On approach to Arlington, runway 11

The six person cabin is a great place to spend sometime, especially when it is raining outside.  The window curtains make you feel like you are visiting grandma’s house and there is that distinct aviation smell that really can’t be confused with that strange smell emanating from grandma.  Whether or not the curtains turn you on, Carenado did an excellent job delivering detail inside; the seats are nicely covered in fabric, the ashtrays open and close, the visor contains a quick reference guide, and the door actually opens when you click on the door handle.  Imagine that.

Deer on the runway!
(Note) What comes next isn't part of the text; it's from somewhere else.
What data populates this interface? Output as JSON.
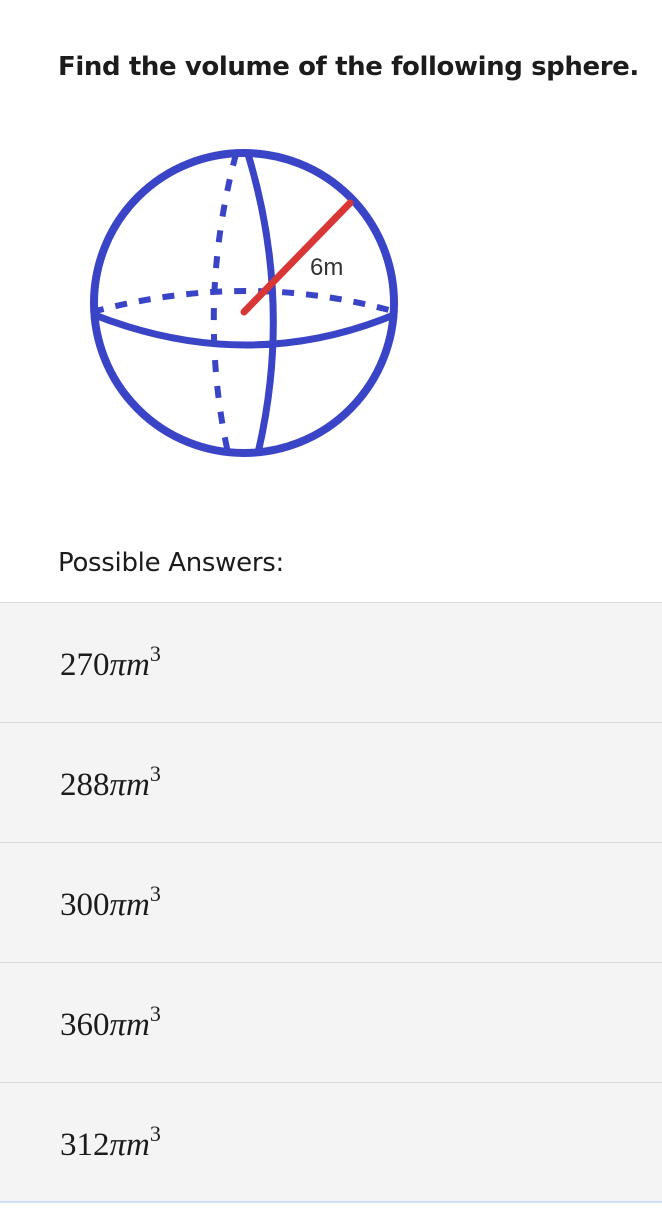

Quick, hand me my rifle!

More seriously though, passing Everett (KPAE) the weather cleared up and I firewalled the throttles.  With Arlington field in site, I made a shallow circle of the field from the south and prepared for landing on runway 11.  Unfortunately, the deer were out and force today and they tempted the hunter in me by running across the field on short final.  A distraction that would not deter me from a near perfect landing.

However, near perfect it was not.  I wasn’t paying attention to speed and stalled the aircraft about 8 feet from the surface. Ouch!  That was a hard touch down, but oh well, no one was bleeding.   Besides, after a flight through horrendous rain storms around Seattle, it was a good idea to make sure the passengers knew they were safely on the ground.

The Saratoga's classic lines.

In all seriousness folks, Carenado‘s Piper Saratoga for X-Plane 9 is a true gem.  It belongs in your virtual hanger along side their exquisite Mooney M20J.  The level of detail, both internally and externally, sets a new standard for realism. The flight dynamics are not scary and mimic the real thing (based on one flight in a real Saratoga).  The only improvement for Carenado is to somehow bring that unique aviation smell to our desktops.

Cheers!

Author: Carenado
Price: $25.95

PS… here is one more exterior detail shot… checkout them rivets!  The cool thing is that you watch the black antenna shake with aircraft movement!  Sweet!

Exterior detail, even on the white paint kit, is impressive.

Carenado’s Mooney in X-Plane

Finally got a chance to take the Mooney M20J by Carenado out for a spin in X-Plane 9.  This model for FS9 and FSX is one of my favorite of all times not only because it is a Mooney Aircraft, but because Carenado is one of the top modellers in the add-on flight simulator market.

The M20J in X-Plane is a pilot's virtual dream!

So, what can I say about the M20J in X-Plane?  One word…  speechless.  This model is impeccably executed from the eye candy right down to the realism.  This model takes the best of FSX and combines it with the best of X-Plane for a breathe-taking virtual pilot experience.

Go get it… the $25 you will pay is worth every moment of joy flying.

Aircraft: Mooney M20J
Author: Carenado
Cost: $24.95
Purchase Link: X-Plane Store